It is an inevitable fact: the events industry is one of hardest hit by the current corona crisis. With the ban on major events until the end of August, the situation in the event industry will continue for quite some time. Venues, artists, cultural producers and manufacturers are fighting for survival in different ways. Clubs, companies and media in several countries have joined forces to support the club scene.
#unitedwestream expands from Berlin into the world
One project which is now active in several countries is the platform #unitedwestream. The cooperation of local clubs, ARTE Concert, radioeins and regional media partners shows in a livestream the whole range and variety of the vibrant club scenes in different cities. In addition to the live broadcast of DJ sets, live music and performances, United We Stream is also a platform for roundtable discussions, lectures and films on club cultural topics.
In Berlin, the project was launched in mid-March. In cooperation with ARTE Concert, the largest virtual club in the world was created. DJs and lighting designers have been bringing the atmosphere of the night into living rooms ever since. The proceeds from a Soli-Ticket will be used to support the respective clubs, artists and organizers. At the beginning of April, the platform began to expand and was launched as “United We Stream Global”. Other cities and regions in Germany and Europe, including Hamburg, Leipzig, Vienna and Greater Manchester, have joined the project to draw attention to local funding campaigns.
Visual support for Chauvet in Hamburg
In Hamburg, the project was supported by Chauvet Professionals in order to highlight the stream in a visually attractive way for the viewer. The team, led by lighting designer Sylvia Tara, known as Koyo by everyone, which was to put the DJs in the deserted Hambuger Club Uebel und Gefährlich in the right light, used a setup consisting of spotlights from CHAUVET Professional.
The eye-catcher was a huge cross-like construction that floated behind the DJs. The formation was realised with a total of twelve fixtures from the ÉPIX Strip IP series. Thanks to pixel mapping compatibility, these provided creative visualizations. In addition to the ÉPIX Strips, numerous Rogue R3 spots and Rogue R1 beams were used for illumination and to set the atmosphere. Furthermore, two CHAUVET Professional Maverick MK Pyxis were used.
Sound&Co livestream in Belgium
United we stream is not the only project dedicated to saving the club scene – and supported by Chauvet. In Belgium, the rental company Sound&Co has set up an improvised livestream studio in its 1,200 square metre headquarters. Several talented DJs such as KAAPRISUN, Twallie, Lloyds and Sound of the Basement have already played there without an audience, but live via internet.

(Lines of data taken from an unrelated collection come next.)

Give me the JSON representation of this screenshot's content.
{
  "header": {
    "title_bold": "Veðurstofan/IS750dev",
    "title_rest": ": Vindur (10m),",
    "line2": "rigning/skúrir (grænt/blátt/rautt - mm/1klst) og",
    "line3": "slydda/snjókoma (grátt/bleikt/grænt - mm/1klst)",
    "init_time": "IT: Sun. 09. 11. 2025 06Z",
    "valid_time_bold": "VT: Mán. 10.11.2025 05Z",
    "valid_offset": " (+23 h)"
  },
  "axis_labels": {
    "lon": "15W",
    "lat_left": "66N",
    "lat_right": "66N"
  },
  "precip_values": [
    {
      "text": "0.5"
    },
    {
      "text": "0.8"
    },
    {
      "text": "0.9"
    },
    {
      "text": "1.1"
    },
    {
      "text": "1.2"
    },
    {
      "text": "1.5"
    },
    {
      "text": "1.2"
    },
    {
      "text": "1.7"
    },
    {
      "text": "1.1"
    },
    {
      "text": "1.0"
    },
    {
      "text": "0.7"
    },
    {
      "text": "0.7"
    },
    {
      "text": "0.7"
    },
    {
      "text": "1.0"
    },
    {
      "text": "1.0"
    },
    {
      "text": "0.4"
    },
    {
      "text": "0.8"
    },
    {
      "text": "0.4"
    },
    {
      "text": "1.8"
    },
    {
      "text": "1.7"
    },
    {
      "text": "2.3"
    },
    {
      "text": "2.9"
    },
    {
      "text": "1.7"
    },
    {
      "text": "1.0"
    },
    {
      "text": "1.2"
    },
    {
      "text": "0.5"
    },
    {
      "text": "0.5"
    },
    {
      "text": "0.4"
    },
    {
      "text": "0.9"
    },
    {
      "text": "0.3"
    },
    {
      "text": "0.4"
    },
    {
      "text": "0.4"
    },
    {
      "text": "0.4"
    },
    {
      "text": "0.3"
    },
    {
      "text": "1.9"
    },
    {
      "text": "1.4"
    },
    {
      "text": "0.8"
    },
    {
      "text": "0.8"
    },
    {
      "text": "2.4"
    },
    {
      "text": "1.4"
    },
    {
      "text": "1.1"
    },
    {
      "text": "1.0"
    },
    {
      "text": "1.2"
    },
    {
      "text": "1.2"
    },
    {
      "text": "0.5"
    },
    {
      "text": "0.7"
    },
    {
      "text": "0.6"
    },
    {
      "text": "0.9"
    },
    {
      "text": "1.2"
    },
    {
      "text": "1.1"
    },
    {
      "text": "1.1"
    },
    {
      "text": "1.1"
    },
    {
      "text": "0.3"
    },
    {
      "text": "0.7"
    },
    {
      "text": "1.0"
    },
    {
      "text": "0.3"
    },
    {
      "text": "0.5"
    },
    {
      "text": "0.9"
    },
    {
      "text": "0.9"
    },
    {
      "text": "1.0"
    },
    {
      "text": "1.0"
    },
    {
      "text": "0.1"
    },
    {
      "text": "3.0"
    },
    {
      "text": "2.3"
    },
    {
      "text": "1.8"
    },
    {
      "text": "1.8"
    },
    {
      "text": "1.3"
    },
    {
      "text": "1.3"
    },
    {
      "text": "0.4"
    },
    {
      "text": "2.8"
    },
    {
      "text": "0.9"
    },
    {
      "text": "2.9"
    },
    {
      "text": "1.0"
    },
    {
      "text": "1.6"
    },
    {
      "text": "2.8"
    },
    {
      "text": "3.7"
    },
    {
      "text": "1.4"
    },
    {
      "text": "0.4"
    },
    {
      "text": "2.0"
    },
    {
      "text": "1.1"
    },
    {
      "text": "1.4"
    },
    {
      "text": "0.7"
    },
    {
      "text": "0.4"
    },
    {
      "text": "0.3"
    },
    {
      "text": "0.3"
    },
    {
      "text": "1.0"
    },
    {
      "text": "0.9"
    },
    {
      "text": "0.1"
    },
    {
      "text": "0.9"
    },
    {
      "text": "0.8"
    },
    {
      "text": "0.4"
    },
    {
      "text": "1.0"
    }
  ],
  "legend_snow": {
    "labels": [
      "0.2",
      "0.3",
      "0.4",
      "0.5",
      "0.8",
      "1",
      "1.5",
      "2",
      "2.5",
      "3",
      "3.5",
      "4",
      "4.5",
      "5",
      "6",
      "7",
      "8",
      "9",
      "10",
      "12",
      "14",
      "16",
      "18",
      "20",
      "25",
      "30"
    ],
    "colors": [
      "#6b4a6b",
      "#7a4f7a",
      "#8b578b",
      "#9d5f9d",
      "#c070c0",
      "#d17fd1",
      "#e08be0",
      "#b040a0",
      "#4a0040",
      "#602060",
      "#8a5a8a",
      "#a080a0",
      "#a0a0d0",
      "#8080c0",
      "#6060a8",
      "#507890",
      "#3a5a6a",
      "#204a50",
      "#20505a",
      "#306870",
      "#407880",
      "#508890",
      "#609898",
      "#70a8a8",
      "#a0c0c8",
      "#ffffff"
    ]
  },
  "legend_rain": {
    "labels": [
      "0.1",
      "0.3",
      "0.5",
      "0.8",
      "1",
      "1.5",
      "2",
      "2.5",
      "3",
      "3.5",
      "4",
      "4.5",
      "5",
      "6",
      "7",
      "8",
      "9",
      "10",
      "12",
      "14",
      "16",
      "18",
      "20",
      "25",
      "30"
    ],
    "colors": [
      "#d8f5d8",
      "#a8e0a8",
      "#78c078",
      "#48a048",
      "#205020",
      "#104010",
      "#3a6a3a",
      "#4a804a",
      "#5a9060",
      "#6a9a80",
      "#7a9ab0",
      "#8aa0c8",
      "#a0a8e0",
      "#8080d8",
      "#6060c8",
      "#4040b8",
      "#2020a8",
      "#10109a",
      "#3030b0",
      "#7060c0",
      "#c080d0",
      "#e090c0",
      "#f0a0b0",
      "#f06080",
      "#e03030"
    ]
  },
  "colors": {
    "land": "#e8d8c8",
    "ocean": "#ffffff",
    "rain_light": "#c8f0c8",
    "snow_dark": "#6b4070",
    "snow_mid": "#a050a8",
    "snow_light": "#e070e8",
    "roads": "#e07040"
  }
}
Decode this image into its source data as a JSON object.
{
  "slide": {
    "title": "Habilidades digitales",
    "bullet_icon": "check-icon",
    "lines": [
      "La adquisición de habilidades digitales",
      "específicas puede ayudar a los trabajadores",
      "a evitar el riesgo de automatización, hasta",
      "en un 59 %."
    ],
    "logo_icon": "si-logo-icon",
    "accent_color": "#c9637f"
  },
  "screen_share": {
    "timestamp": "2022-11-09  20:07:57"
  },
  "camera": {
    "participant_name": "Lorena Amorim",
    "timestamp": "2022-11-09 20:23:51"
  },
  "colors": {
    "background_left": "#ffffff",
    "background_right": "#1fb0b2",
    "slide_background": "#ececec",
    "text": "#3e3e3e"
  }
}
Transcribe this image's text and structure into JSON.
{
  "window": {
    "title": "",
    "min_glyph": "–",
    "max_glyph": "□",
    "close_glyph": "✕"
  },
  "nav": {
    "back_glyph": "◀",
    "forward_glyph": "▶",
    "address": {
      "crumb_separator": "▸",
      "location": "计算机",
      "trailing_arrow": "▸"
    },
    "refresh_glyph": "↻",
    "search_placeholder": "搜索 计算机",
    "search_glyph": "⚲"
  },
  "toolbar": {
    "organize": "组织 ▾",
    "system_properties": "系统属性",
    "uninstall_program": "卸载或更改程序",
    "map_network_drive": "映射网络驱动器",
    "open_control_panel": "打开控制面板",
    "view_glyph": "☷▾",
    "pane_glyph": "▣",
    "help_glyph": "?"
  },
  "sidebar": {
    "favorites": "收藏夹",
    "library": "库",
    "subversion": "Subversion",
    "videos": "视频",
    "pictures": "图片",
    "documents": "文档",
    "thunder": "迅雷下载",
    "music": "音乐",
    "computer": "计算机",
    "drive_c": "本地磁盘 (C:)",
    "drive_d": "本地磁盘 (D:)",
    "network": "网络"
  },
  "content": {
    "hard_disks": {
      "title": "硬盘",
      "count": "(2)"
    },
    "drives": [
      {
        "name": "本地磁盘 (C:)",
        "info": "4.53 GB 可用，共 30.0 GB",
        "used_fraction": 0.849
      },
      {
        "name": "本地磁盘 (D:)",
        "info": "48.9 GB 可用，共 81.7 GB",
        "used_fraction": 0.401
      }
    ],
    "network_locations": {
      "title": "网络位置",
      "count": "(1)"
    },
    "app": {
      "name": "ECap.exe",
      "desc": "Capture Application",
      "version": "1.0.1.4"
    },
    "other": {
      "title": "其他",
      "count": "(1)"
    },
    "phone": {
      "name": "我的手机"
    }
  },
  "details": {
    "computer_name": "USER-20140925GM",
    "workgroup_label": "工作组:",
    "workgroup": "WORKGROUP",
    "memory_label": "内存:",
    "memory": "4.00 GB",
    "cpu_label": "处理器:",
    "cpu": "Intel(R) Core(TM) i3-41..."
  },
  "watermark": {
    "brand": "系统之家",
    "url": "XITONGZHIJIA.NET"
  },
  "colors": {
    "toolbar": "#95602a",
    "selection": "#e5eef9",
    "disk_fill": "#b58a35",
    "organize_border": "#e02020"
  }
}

They are supported by a rig that is anchored with four CHAUVET Professional Rogue R2 Wash spotlights and operated with a ChamSys MagicQ MQ80 console. “We wanted our lighting and scenic background to create the look and feel of a club or party,” said Jonas Bellemans, CEO of Sound&Co, who notes that the CHAUVET DJ Freedom Quad IP units were also used to illuminate the background of enclosures.
Bellemans and his team decided to convert part of their warehouse into a live stream studio shortly after the Belgian government announced the closure. “As a rental company we know a lot of DJs, so I called some of them with my idea,” he said. “They wanted to do the same thing as us, so it fit perfectly. At first we didn’t have a goal in mind, but after a live stream we all wanted to do more and reach more people, so we kept going. The live-streamed DJ performances were greeted with unbridled enthusiasm by an entertainment-hungry audience. A corporate client, who had to cancel a party due to the lockdown, asked Sound&Co to do an online version of the event with DJs but without guests. Every week Sound&Co and its DJs stream a themed virtual party. The most recent one was a “Cuba Night” where cocktails were delivered to households.